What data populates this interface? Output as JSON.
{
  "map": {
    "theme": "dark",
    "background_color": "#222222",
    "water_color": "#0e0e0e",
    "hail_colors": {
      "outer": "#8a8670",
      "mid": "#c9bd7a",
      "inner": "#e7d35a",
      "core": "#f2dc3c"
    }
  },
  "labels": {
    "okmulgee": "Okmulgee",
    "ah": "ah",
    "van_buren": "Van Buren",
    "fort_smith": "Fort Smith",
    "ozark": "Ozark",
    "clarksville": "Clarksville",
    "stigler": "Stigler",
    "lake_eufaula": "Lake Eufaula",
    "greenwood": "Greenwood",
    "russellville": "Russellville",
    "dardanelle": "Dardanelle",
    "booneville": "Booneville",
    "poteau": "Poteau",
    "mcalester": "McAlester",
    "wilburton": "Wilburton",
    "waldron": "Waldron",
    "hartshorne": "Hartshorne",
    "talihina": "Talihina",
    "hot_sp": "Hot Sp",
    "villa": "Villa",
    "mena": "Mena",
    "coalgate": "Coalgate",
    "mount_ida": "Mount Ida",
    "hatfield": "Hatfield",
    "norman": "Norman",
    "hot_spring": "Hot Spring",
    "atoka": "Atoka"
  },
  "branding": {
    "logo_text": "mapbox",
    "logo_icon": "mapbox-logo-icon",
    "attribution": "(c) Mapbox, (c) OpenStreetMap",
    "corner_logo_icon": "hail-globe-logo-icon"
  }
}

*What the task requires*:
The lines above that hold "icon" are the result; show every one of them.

*Solution for this problem*:
    "logo_icon": "mapbox-logo-icon",
    "corner_logo_icon": "hail-globe-logo-icon"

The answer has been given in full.